# Etherwave Tuning help.

Posted: 8/1/2020 5:47:30 PM

Joined: 8/1/2020

Oh it sounds so beautiful!!

My ultimate dream is to either restore or replicate the 1929
Rca tube theremin. But I need more knowledge before I'd ever touch a real 1929 rca. That is one I'd be deathly afraid to damage.

I just replaced the choke so finger crossed. Switching it on now

Posted: 8/1/2020 6:03:44 PM

Joined: 8/1/2020

OOk Im soooo happy!!!
Replaced the choke and after the tuning took about 30 seconds and walla good as new

Posted: 8/1/2020 6:04:35 PM

Joined: 8/1/2020

Dewster  you are a genius 👏

Posted: 8/2/2020 2:06:28 AM

From: Northern NJ, USA

Joined: 2/17/2012

"Replaced the choke and after the tuning took about 30 seconds and walla good as new"  - Djmaximus

Yay!  Those things can be kinda fragile.

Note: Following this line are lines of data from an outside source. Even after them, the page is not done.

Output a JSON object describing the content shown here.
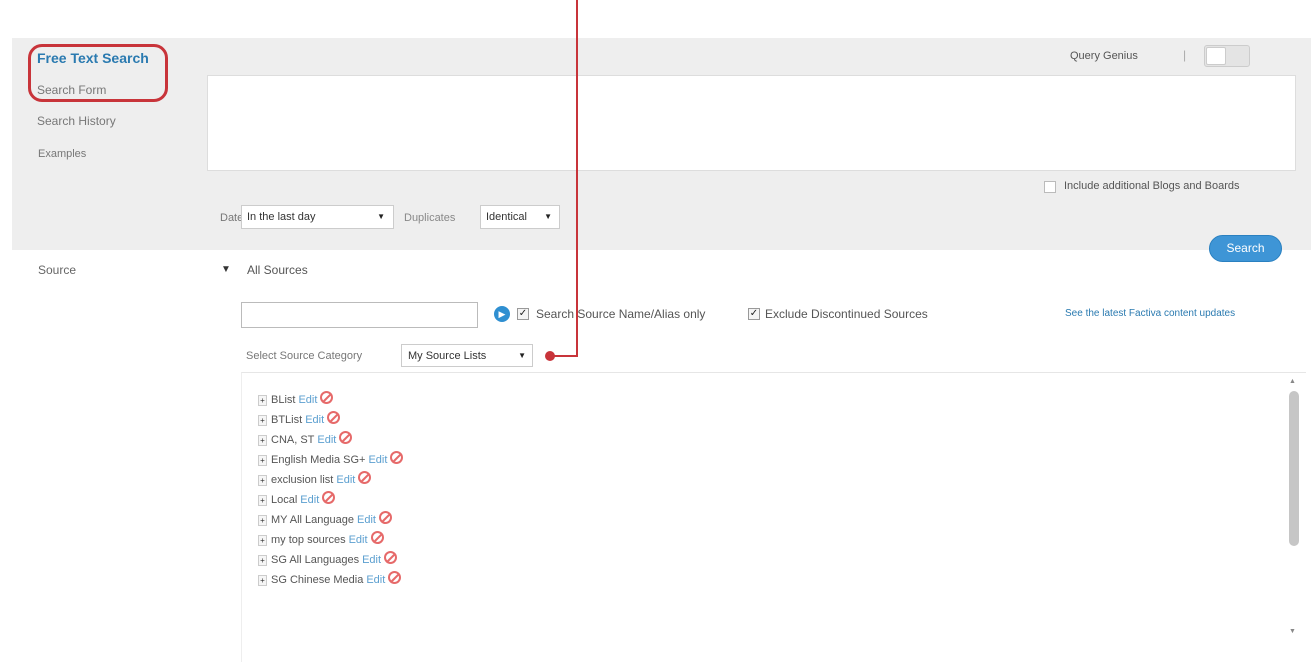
{
  "nav": {
    "free_text_search": "Free Text Search",
    "search_form": "Search Form",
    "search_history": "Search History",
    "examples": "Examples"
  },
  "query_genius": {
    "label": "Query Genius",
    "separator": "|"
  },
  "query": {
    "value": ""
  },
  "options": {
    "blogs_label": "Include additional Blogs and Boards",
    "date_label": "Date",
    "date_value": "In the last day",
    "duplicates_label": "Duplicates",
    "duplicates_value": "Identical",
    "search_label": "Search"
  },
  "source": {
    "label": "Source",
    "all_sources": "All Sources",
    "search_input_value": "",
    "name_only_label": "Search Source Name/Alias only",
    "exclude_label": "Exclude Discontinued Sources",
    "content_updates_link": "See the latest Factiva content updates",
    "category_label": "Select Source Category",
    "category_value": "My Source Lists",
    "edit_label": "Edit",
    "lists": [
      "BList",
      "BTList",
      "CNA, ST",
      "English Media SG+",
      "exclusion list",
      "Local",
      "MY All Language",
      "my top sources",
      "SG All Languages",
      "SG Chinese Media"
    ]
  },
  "colors": {
    "accent_blue": "#2a7ab0",
    "button_blue": "#3e95d6",
    "annotation_red": "#c8343a",
    "panel_gray": "#eeeeee"
  }
}
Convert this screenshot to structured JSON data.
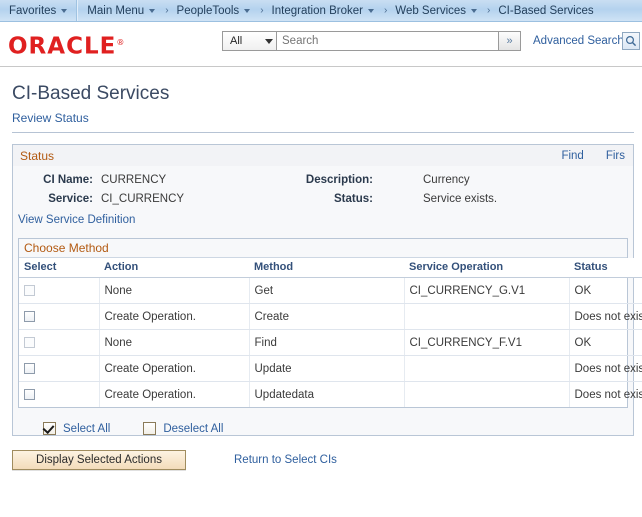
{
  "topnav": {
    "items": [
      {
        "label": "Favorites",
        "caret": true,
        "arrow": false
      },
      {
        "label": "Main Menu",
        "caret": true,
        "arrow": false
      },
      {
        "label": "PeopleTools",
        "caret": true,
        "arrow": true
      },
      {
        "label": "Integration Broker",
        "caret": true,
        "arrow": true
      },
      {
        "label": "Web Services",
        "caret": true,
        "arrow": true
      },
      {
        "label": "CI-Based Services",
        "caret": false,
        "arrow": true
      }
    ]
  },
  "brandbar": {
    "logo": "ORACLE",
    "logo_mark": "®",
    "scope_selected": "All",
    "search_placeholder": "Search",
    "search_value": "",
    "go_label": "»",
    "advanced_search": "Advanced Search",
    "magnifier_icon": "search-icon"
  },
  "page": {
    "title": "CI-Based Services",
    "subtitle": "Review Status"
  },
  "status_panel": {
    "label": "Status",
    "links": [
      {
        "label": "Find"
      },
      {
        "label": "Firs"
      }
    ],
    "fields": {
      "ci_name_label": "CI Name:",
      "ci_name_value": "CURRENCY",
      "service_label": "Service:",
      "service_value": "CI_CURRENCY",
      "description_label": "Description:",
      "description_value": "Currency",
      "status_label": "Status:",
      "status_value": "Service exists."
    },
    "view_service_definition": "View Service Definition"
  },
  "choose_method": {
    "label": "Choose Method",
    "columns": [
      "Select",
      "Action",
      "Method",
      "Service Operation",
      "Status"
    ],
    "rows": [
      {
        "selected": false,
        "enabled": false,
        "action": "None",
        "method": "Get",
        "service_operation": "CI_CURRENCY_G.V1",
        "status": "OK"
      },
      {
        "selected": false,
        "enabled": true,
        "action": "Create Operation.",
        "method": "Create",
        "service_operation": "",
        "status": "Does not exist."
      },
      {
        "selected": false,
        "enabled": false,
        "action": "None",
        "method": "Find",
        "service_operation": "CI_CURRENCY_F.V1",
        "status": "OK"
      },
      {
        "selected": false,
        "enabled": true,
        "action": "Create Operation.",
        "method": "Update",
        "service_operation": "",
        "status": "Does not exist."
      },
      {
        "selected": false,
        "enabled": true,
        "action": "Create Operation.",
        "method": "Updatedata",
        "service_operation": "",
        "status": "Does not exist."
      }
    ]
  },
  "bulk_select": {
    "select_all_label": "Select All",
    "select_all_checked": true,
    "deselect_all_label": "Deselect All",
    "deselect_all_checked": false
  },
  "actions": {
    "display_selected_label": "Display Selected Actions",
    "return_link_label": "Return to Select CIs"
  },
  "colors": {
    "brand_red": "#e02020",
    "link_blue": "#2f5f9e",
    "group_label_orange": "#b35a12",
    "nav_blue": "#b4d2ee",
    "title_navy": "#3b4a63",
    "button_tan": "#f3dcba"
  }
}
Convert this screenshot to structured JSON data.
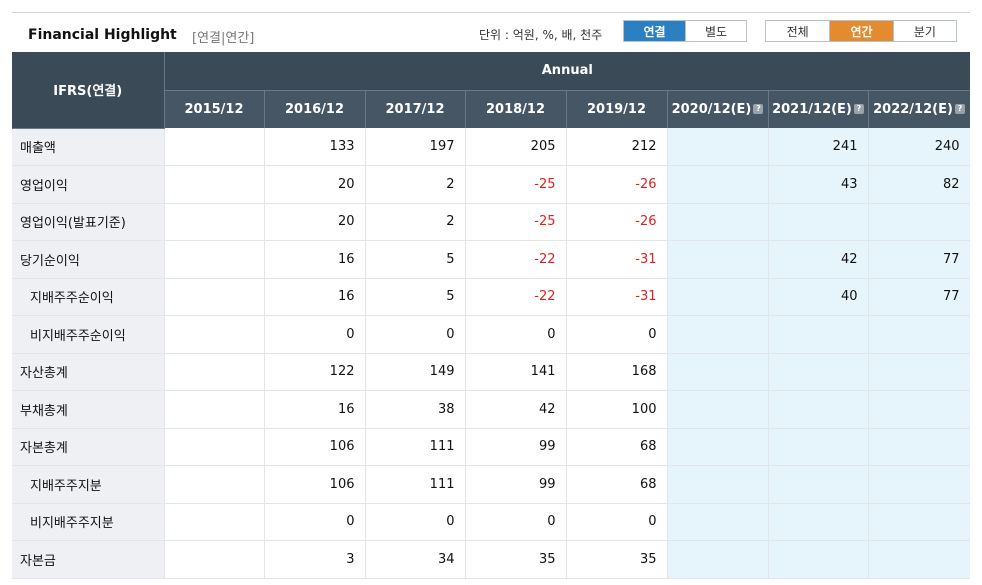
{
  "header": {
    "title": "Financial Highlight",
    "subtitle": "[연결|연간]",
    "unit": "단위 : 억원, %, 배, 천주",
    "scope_tabs": [
      {
        "label": "연결",
        "active": true
      },
      {
        "label": "별도",
        "active": false
      }
    ],
    "period_tabs": [
      {
        "label": "전체",
        "active": false
      },
      {
        "label": "연간",
        "active": true
      },
      {
        "label": "분기",
        "active": false
      }
    ]
  },
  "table": {
    "corner_label": "IFRS(연결)",
    "group_label": "Annual",
    "columns": [
      "2015/12",
      "2016/12",
      "2017/12",
      "2018/12",
      "2019/12",
      "2020/12(E)",
      "2021/12(E)",
      "2022/12(E)"
    ],
    "estimate_icon": "?",
    "rows": [
      {
        "label": "매출액",
        "indent": false,
        "values": [
          "",
          "133",
          "197",
          "205",
          "212",
          "",
          "241",
          "240"
        ]
      },
      {
        "label": "영업이익",
        "indent": false,
        "values": [
          "",
          "20",
          "2",
          "-25",
          "-26",
          "",
          "43",
          "82"
        ]
      },
      {
        "label": "영업이익(발표기준)",
        "indent": false,
        "values": [
          "",
          "20",
          "2",
          "-25",
          "-26",
          "",
          "",
          ""
        ]
      },
      {
        "label": "당기순이익",
        "indent": false,
        "values": [
          "",
          "16",
          "5",
          "-22",
          "-31",
          "",
          "42",
          "77"
        ]
      },
      {
        "label": "지배주주순이익",
        "indent": true,
        "values": [
          "",
          "16",
          "5",
          "-22",
          "-31",
          "",
          "40",
          "77"
        ]
      },
      {
        "label": "비지배주주순이익",
        "indent": true,
        "values": [
          "",
          "0",
          "0",
          "0",
          "0",
          "",
          "",
          ""
        ]
      },
      {
        "label": "자산총계",
        "indent": false,
        "values": [
          "",
          "122",
          "149",
          "141",
          "168",
          "",
          "",
          ""
        ]
      },
      {
        "label": "부채총계",
        "indent": false,
        "values": [
          "",
          "16",
          "38",
          "42",
          "100",
          "",
          "",
          ""
        ]
      },
      {
        "label": "자본총계",
        "indent": false,
        "values": [
          "",
          "106",
          "111",
          "99",
          "68",
          "",
          "",
          ""
        ]
      },
      {
        "label": "지배주주지분",
        "indent": true,
        "values": [
          "",
          "106",
          "111",
          "99",
          "68",
          "",
          "",
          ""
        ]
      },
      {
        "label": "비지배주주지분",
        "indent": true,
        "values": [
          "",
          "0",
          "0",
          "0",
          "0",
          "",
          "",
          ""
        ]
      },
      {
        "label": "자본금",
        "indent": false,
        "values": [
          "",
          "3",
          "34",
          "35",
          "35",
          "",
          "",
          ""
        ]
      }
    ]
  },
  "colors": {
    "negative": "#e21f1f",
    "estimate_bg": "#e6f5fb",
    "header_bg": "#3b4a57",
    "active_scope": "#2b7fc3",
    "active_period": "#e38b2e"
  }
}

There's basically one trick to getting somewhat better analog linearity.  Theremin figured it out literally a century ago, and Bob M. incorporated it in the EW (though the Big Briar versions aren't as refined as his later offerings).  You don't have to go the tube route to net any of the magic of the C field, IMO.

Posted: 8/2/2020 12:08:44 PM

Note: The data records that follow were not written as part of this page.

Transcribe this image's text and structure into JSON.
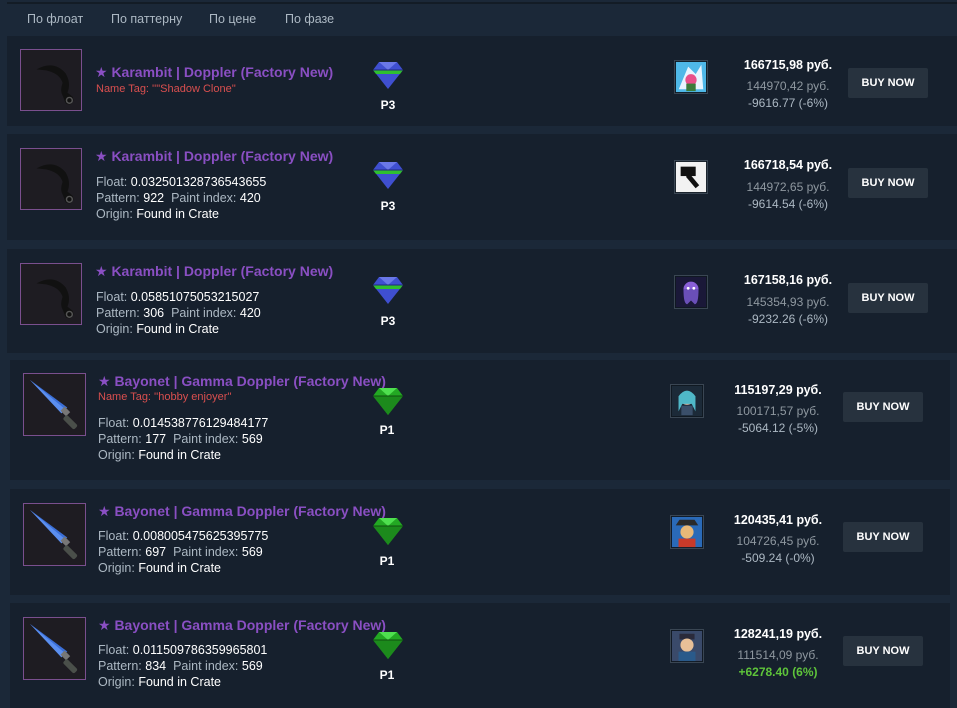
{
  "sort_tabs": [
    "По флоат",
    "По паттерну",
    "По цене",
    "По фазе"
  ],
  "buy_label": "BUY NOW",
  "float_label": "Float:",
  "pattern_label": "Pattern:",
  "paint_label": "Paint index:",
  "origin_label": "Origin:",
  "colors": {
    "title": "#8a4fc3",
    "name_tag": "#d94f4f",
    "positive": "#5ec43a",
    "p3_gem": "#3f4fd0",
    "p1_gem": "#2ec22e"
  },
  "listings": [
    {
      "title": "★ Karambit | Doppler (Factory New)",
      "weapon_icon": "karambit-icon",
      "name_tag": "Name Tag: ''\"Shadow Clone''",
      "phase": "P3",
      "gem": "sapphire-gem-icon",
      "sticker_icon": "cartoon-sticker-icon",
      "price": "166715,98 руб.",
      "base_price": "144970,42 руб.",
      "diff": "-9616.77 (-6%)"
    },
    {
      "title": "★ Karambit | Doppler (Factory New)",
      "weapon_icon": "karambit-icon",
      "float": "0.032501328736543655",
      "pattern": "922",
      "paint_index": "420",
      "origin": "Found in Crate",
      "phase": "P3",
      "gem": "sapphire-gem-icon",
      "sticker_icon": "hammer-sticker-icon",
      "price": "166718,54 руб.",
      "base_price": "144972,65 руб.",
      "diff": "-9614.54 (-6%)"
    },
    {
      "title": "★ Karambit | Doppler (Factory New)",
      "weapon_icon": "karambit-icon",
      "float": "0.05851075053215027",
      "pattern": "306",
      "paint_index": "420",
      "origin": "Found in Crate",
      "phase": "P3",
      "gem": "sapphire-gem-icon",
      "sticker_icon": "ghost-sticker-icon",
      "price": "167158,16 руб.",
      "base_price": "145354,93 руб.",
      "diff": "-9232.26 (-6%)"
    },
    {
      "title": "★ Bayonet | Gamma Doppler (Factory New)",
      "weapon_icon": "bayonet-icon",
      "name_tag": "Name Tag: ''hobby enjoyer''",
      "float": "0.014538776129484177",
      "pattern": "177",
      "paint_index": "569",
      "origin": "Found in Crate",
      "phase": "P1",
      "gem": "emerald-gem-icon",
      "sticker_icon": "anime-girl-sticker-icon",
      "price": "115197,29 руб.",
      "base_price": "100171,57 руб.",
      "diff": "-5064.12 (-5%)"
    },
    {
      "title": "★ Bayonet | Gamma Doppler (Factory New)",
      "weapon_icon": "bayonet-icon",
      "float": "0.008005475625395775",
      "pattern": "697",
      "paint_index": "569",
      "origin": "Found in Crate",
      "phase": "P1",
      "gem": "emerald-gem-icon",
      "sticker_icon": "pirate-sticker-icon",
      "price": "120435,41 руб.",
      "base_price": "104726,45 руб.",
      "diff": "-509.24 (-0%)"
    },
    {
      "title": "★ Bayonet | Gamma Doppler (Factory New)",
      "weapon_icon": "bayonet-icon",
      "float": "0.011509786359965801",
      "pattern": "834",
      "paint_index": "569",
      "origin": "Found in Crate",
      "phase": "P1",
      "gem": "emerald-gem-icon",
      "sticker_icon": "character-sticker-icon",
      "price": "128241,19 руб.",
      "base_price": "111514,09 руб.",
      "diff": "+6278.40 (6%)",
      "diff_positive": true
    }
  ]
}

From: Berlin Germany

Joined: 4/27/2016

Linearity of heterodyning theremins is one of the most overinterpreted technical parameter concerning theremins. Let me explain it a bit why.

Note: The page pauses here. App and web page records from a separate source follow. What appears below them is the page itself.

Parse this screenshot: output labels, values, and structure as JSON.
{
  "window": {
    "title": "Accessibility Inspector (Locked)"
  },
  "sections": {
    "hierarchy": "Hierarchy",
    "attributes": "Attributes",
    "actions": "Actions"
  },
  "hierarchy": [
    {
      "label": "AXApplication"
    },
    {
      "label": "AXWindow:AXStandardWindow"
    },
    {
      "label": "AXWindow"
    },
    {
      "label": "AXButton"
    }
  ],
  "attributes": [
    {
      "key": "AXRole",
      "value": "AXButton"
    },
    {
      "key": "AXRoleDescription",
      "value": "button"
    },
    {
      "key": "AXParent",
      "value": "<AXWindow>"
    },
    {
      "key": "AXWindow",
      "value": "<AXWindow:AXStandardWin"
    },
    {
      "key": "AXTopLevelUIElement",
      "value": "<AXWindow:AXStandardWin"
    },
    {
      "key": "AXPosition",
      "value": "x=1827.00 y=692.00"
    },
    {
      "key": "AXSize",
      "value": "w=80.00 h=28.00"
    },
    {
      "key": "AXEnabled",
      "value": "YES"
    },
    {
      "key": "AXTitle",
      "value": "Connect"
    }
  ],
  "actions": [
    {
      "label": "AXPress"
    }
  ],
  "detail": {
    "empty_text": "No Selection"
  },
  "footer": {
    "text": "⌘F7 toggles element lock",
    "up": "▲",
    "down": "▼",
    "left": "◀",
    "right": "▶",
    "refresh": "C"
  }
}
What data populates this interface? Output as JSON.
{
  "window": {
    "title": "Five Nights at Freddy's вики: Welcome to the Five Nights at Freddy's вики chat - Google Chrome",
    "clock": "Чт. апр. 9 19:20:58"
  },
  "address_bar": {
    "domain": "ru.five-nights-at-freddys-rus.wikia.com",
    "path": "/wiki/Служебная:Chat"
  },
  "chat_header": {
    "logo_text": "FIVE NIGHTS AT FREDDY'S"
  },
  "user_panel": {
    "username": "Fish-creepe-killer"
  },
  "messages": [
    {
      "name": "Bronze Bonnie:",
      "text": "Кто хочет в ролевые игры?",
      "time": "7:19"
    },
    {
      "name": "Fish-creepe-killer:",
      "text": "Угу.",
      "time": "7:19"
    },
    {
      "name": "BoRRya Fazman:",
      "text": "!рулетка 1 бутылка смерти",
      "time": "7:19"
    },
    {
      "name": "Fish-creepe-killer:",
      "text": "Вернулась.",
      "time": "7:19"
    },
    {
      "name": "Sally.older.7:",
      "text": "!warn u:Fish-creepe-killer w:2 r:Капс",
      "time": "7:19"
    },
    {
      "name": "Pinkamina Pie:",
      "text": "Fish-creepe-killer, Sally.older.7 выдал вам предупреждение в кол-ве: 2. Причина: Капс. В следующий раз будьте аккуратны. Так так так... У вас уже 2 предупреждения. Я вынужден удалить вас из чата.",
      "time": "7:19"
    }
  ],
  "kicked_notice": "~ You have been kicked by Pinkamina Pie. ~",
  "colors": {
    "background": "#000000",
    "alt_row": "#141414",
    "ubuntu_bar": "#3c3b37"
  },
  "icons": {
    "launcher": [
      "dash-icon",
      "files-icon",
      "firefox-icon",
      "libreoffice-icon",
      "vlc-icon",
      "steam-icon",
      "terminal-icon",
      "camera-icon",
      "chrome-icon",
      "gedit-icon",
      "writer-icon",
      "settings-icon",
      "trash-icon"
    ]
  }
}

Because of the small distance-variable hand capacitance you have an approximately linear curve between the hand capacitance versus the frequency change of the LC pitch oscillator. But this is not the linearity of the audio octaves: the doubling of frequency within an equal distance gap. The hand capacitance itself follows a formula that is different using a rod (1/distance weigthed with 1/natural logarithmus of distance to rod-radius ratio) or a plate (1/distance). Based on this is in the very near of the antenna and also near the nulling point no linearity to expect, physics says.

The collaboration of your hand geometrie, body mass, earth grounding, moving path of the hand, pitch frequency, choose of nulling point and the geometrie of the antenna and coupling to the oscillator have to make the octave behavior linear.

I obtained that most thereministi use a slight bow to the rod antenna, that is good for playing and gets more octaves linear. This right moving path depends on your finger geometry, your own mass and body dimensions (water content).

Important is: geometry of the rod should be not too thin. A thin receiver telescope rod antenna is definitly not usable, if linearity does play a roll. For more basics inclusive the "linearization coil" debate visit my thread basic experiments.

Nice to read that you want to build a theremin. Welcome to the club!